You couldn't ask for a more abrupt change of pace than Keith Reddin's tragic "The Sin Eater," a modern reboot of the Oresteia legend with an African-American family cast as the doomed House of Atreus. Teenager El and her long-lost brother, Orel, conspire to murder their mother, Cleo, for stabbing their father. A well-intentioned social worker and police officer, both white, serve as witnesses and ineffectual symbols of official society. Reddin, who wants to show the parallels between classical and contemporary treatments of revenge tragedy, has El, Orel, and Cleo occasionally shifting from modern language to quotations from "Hamlet." But the characters are more symbols than people, and the play is more like a grad-school project than a slice of painful life.
Director Billy Hopkins delivers a straightforward production and gets a powerful performance from Rosalyn Coleman as Cleo. But Sheldon Woodley as Orel and Clara Hopkins Daniels as El fail to effectively ground their outsized passion in reality. Jamie Watkins and J.J. Kandel (who also co-produced) lend sturdy support as the social worker and cop. Twelve-year-old Teala Dunn provides a welcome shot of adrenaline as a gossipy girlfriend of El's.
We are brought back to earth with Roger Hedden's "If I Had," a sharply observed character study of two working-class buddies and the rich daughter of the estate where they mow the lawn—or, as one puts it, "maintain the landscape." Hedden accurately portrays the petty jealousies and slights that occur when one friend outgrows another. Augie is full of rage at his upper-crust employers and wants to take it out on Audrey, the young lady of the house, who is relaxing in her bikini sipping a cocktail with a paper umbrella. Slim, Augie's business partner, maturely realizes that confronting Audrey would be bad for business. The encounter between these three makes for insightful social and personal commentary; it's concisely directed by Hopkins and performed with attention to detail by Andy Powers, Shane McRae, and Emily Tremaine.
The evening concludes with "The Killing," a recently unearthed William Inge work with autobiographical overtones. At first, the short piece seems to be a gay seduction scene, with two middle-aged men having a drink at the apartment of one of them after meeting in a bar. But the tone shifts when the depressed Mac (Neal Huff) begs his new acquaintance Huey (J.J. Kandel again) to shoot him.
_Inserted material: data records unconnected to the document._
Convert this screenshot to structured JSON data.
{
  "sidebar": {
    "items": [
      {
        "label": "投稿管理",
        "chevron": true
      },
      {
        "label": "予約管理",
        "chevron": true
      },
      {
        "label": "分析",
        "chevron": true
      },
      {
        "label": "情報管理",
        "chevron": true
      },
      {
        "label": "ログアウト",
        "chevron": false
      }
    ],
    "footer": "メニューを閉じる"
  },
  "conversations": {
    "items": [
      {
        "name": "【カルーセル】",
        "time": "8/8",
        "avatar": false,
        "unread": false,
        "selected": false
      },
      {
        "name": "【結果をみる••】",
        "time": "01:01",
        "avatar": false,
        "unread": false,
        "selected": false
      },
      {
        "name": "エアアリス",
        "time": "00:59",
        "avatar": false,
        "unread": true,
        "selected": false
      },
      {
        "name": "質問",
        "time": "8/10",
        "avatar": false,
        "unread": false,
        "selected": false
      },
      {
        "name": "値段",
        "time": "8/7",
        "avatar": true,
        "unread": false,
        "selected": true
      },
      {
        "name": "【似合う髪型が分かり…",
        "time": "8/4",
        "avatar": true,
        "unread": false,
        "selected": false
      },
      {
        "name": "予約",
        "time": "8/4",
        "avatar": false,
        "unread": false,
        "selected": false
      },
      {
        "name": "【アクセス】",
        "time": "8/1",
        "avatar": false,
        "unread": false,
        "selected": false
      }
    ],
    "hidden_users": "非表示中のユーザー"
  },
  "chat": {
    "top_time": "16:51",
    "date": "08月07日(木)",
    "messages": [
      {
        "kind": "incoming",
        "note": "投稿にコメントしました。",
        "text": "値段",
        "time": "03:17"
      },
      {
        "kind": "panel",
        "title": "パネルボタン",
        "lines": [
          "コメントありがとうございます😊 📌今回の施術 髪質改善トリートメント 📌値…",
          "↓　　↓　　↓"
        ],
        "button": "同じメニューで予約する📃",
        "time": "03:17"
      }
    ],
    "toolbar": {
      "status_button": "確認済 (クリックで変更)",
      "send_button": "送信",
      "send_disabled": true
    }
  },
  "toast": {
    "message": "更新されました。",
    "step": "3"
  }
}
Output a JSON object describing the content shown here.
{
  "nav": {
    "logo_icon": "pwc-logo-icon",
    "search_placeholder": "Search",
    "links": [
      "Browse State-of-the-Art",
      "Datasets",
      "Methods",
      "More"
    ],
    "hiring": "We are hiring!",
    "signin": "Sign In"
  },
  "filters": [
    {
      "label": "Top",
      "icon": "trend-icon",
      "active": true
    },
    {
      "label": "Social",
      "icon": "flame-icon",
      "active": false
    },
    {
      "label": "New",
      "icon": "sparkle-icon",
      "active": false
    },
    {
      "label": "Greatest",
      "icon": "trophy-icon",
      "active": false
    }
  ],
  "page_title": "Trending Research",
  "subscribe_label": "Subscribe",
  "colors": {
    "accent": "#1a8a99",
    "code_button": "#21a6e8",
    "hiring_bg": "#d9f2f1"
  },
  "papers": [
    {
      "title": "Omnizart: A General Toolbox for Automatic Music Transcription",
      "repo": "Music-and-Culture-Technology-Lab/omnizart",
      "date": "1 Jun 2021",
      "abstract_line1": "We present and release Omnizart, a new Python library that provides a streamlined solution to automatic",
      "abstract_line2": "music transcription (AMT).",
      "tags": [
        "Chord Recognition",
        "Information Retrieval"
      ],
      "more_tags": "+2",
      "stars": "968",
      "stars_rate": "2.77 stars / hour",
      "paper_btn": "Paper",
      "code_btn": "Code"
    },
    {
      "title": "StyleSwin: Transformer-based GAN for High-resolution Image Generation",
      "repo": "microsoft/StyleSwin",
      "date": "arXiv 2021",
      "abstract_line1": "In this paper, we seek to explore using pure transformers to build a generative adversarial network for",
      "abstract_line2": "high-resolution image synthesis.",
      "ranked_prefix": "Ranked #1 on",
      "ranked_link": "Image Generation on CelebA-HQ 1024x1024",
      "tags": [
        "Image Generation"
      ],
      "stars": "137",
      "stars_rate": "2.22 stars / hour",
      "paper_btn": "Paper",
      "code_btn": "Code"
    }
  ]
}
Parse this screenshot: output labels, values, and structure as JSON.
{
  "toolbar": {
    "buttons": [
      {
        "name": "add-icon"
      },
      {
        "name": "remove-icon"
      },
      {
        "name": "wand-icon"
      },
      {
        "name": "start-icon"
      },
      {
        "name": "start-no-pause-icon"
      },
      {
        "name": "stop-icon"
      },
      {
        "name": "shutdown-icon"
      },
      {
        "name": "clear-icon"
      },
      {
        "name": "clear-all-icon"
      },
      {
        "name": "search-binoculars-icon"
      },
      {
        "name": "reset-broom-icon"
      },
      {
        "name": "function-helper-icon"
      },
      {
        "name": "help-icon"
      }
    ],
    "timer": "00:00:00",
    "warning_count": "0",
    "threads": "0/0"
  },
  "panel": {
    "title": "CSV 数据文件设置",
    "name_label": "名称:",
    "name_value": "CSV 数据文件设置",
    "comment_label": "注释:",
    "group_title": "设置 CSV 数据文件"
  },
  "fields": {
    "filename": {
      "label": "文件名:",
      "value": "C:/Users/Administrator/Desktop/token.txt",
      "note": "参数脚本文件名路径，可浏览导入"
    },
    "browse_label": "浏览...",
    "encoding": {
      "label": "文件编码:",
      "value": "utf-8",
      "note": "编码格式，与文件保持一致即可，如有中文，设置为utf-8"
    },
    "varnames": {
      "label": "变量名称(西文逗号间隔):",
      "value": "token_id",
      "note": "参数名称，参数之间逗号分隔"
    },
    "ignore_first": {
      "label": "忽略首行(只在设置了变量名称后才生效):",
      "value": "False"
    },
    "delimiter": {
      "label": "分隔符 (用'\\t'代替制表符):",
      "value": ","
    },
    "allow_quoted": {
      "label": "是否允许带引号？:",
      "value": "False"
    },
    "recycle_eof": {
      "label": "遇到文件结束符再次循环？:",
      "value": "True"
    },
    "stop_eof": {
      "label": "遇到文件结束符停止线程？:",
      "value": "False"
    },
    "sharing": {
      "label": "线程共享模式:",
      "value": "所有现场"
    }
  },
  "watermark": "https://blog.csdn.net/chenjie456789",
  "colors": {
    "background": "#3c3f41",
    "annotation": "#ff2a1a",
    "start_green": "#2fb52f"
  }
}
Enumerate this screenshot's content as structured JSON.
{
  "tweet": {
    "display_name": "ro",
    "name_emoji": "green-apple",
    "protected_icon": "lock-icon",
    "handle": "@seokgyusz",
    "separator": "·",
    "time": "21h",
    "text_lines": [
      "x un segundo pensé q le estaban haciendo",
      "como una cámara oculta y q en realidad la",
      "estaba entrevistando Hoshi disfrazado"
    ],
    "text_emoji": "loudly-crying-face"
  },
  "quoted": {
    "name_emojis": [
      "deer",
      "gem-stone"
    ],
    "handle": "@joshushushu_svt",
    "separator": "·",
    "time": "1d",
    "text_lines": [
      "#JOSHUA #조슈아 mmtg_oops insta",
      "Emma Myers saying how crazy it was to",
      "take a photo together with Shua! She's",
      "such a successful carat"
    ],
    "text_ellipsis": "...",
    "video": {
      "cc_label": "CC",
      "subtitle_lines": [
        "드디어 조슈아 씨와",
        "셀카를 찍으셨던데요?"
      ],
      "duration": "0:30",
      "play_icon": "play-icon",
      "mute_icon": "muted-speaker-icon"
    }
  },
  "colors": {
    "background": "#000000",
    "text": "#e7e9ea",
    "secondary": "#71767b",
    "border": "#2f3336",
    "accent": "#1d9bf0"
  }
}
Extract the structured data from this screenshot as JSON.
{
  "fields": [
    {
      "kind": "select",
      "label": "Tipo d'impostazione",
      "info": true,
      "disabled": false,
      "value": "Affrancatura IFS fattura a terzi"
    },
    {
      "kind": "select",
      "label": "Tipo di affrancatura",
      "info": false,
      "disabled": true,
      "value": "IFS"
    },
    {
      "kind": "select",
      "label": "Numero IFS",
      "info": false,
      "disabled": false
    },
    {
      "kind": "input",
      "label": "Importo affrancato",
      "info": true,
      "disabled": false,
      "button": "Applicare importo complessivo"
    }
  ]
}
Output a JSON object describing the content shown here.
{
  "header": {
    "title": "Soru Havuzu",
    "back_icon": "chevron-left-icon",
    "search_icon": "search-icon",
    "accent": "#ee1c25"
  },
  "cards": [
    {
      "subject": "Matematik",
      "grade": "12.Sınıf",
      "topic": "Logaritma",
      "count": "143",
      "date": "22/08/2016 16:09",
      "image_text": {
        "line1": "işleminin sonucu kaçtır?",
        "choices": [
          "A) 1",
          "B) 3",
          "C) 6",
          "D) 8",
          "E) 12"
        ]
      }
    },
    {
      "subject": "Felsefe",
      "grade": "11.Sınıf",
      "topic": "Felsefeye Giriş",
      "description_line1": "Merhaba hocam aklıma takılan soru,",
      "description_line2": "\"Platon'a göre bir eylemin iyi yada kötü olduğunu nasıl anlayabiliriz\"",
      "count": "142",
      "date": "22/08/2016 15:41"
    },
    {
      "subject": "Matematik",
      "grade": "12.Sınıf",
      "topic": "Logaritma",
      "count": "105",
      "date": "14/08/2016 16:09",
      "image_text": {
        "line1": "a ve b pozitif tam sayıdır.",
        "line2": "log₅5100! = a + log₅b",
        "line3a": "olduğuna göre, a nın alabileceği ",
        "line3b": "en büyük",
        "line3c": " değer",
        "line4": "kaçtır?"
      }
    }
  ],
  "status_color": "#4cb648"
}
Mac cannot do the job himself because of his religious belief that taking your own life is a sin. The play is a short scream of anguish, given resonance if you know that Inge was unhappy about his homosexuality and committed suicide in 1973. Huff, Kandel, and director José Angel Santana give these lonely souls an aching presence. But the brief script has too many holes. Why would Huey, who has just met Mac, consent to such a crazy scheme? Why wouldn't he just leave? Or if he felt truly sorry for Mac, why not call the police? "The Killing" is chiefly valuable as a new addition to the canon of one of America's underappreciated playwrights, but the performances make it worth seeing.
Presented by J.J. Kandel and John McCormack
at 59E59 Theaters, 59 E. 59th St., NYC.
July 31–Aug. 27. Schedule varies.
(212) 279-4200 or www.ticketcentral.com.
Casting by Billy Hopkins and Jessica Kelly.